__WHAT IS REQUIRED__
Each record below is to be copied word for word, with pictures removed.

__Records from a dataset__

************

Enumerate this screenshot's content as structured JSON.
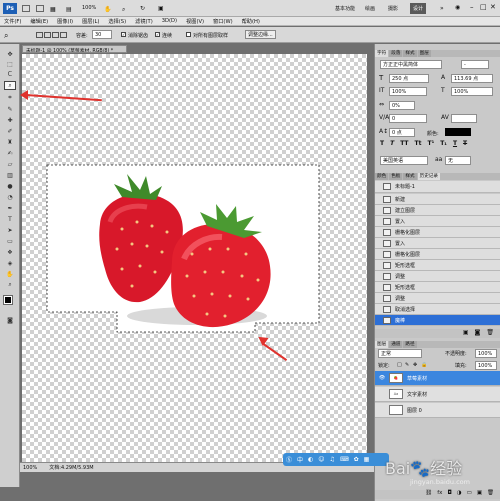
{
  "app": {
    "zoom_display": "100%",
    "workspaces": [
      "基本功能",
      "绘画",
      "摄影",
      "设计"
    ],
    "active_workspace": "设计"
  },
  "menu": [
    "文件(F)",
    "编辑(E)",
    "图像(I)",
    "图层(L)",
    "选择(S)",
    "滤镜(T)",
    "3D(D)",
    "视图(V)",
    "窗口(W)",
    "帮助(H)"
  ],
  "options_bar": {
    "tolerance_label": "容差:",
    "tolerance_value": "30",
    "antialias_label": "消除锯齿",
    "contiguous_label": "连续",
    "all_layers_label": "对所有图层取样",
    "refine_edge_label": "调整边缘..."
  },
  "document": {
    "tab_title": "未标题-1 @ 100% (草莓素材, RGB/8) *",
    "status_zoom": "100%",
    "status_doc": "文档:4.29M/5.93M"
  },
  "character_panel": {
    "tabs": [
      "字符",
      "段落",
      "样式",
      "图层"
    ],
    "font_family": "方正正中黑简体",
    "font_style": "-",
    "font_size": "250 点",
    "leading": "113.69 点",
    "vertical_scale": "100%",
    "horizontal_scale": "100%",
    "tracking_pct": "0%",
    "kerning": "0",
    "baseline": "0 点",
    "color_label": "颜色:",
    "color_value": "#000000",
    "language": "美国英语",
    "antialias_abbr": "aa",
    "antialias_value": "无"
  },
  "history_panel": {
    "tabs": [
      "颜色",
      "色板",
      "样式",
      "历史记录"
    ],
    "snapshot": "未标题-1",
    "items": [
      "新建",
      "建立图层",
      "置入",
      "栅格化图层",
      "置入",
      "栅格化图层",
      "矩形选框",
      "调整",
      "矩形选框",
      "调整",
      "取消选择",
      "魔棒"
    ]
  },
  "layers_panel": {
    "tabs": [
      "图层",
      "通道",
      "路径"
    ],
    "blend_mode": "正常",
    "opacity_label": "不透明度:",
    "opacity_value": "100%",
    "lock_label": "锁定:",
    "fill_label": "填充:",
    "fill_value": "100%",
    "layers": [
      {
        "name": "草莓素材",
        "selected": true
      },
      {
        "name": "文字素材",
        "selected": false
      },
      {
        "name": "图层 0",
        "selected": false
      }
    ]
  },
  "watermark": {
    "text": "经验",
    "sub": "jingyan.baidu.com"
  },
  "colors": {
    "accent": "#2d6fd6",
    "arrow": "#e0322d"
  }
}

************

__REPLY__
Enumerate this screenshot's content as structured JSON.
{
  "app": {
    "zoom_display": "100%",
    "workspaces": [
      "基本功能",
      "绘画",
      "摄影",
      "设计"
    ],
    "active_workspace": "设计"
  },
  "menu": [
    "文件(F)",
    "编辑(E)",
    "图像(I)",
    "图层(L)",
    "选择(S)",
    "滤镜(T)",
    "3D(D)",
    "视图(V)",
    "窗口(W)",
    "帮助(H)"
  ],
  "options_bar": {
    "tolerance_label": "容差:",
    "tolerance_value": "30",
    "antialias_label": "消除锯齿",
    "contiguous_label": "连续",
    "all_layers_label": "对所有图层取样",
    "refine_edge_label": "调整边缘..."
  },
  "document": {
    "tab_title": "未标题-1 @ 100% (草莓素材, RGB/8) *",
    "status_zoom": "100%",
    "status_doc": "文档:4.29M/5.93M"
  },
  "character_panel": {
    "tabs": [
      "字符",
      "段落",
      "样式",
      "图层"
    ],
    "font_family": "方正正中黑简体",
    "font_style": "-",
    "font_size": "250 点",
    "leading": "113.69 点",
    "vertical_scale": "100%",
    "horizontal_scale": "100%",
    "tracking_pct": "0%",
    "kerning": "0",
    "baseline": "0 点",
    "color_label": "颜色:",
    "color_value": "#000000",
    "language": "美国英语",
    "antialias_abbr": "aa",
    "antialias_value": "无"
  },
  "history_panel": {
    "tabs": [
      "颜色",
      "色板",
      "样式",
      "历史记录"
    ],
    "snapshot": "未标题-1",
    "items": [
      "新建",
      "建立图层",
      "置入",
      "栅格化图层",
      "置入",
      "栅格化图层",
      "矩形选框",
      "调整",
      "矩形选框",
      "调整",
      "取消选择",
      "魔棒"
    ]
  },
  "layers_panel": {
    "tabs": [
      "图层",
      "通道",
      "路径"
    ],
    "blend_mode": "正常",
    "opacity_label": "不透明度:",
    "opacity_value": "100%",
    "lock_label": "锁定:",
    "fill_label": "填充:",
    "fill_value": "100%",
    "layers": [
      {
        "name": "草莓素材",
        "selected": true
      },
      {
        "name": "文字素材",
        "selected": false
      },
      {
        "name": "图层 0",
        "selected": false
      }
    ]
  },
  "watermark": {
    "text": "经验",
    "sub": "jingyan.baidu.com"
  },
  "colors": {
    "accent": "#2d6fd6",
    "arrow": "#e0322d"
  }
}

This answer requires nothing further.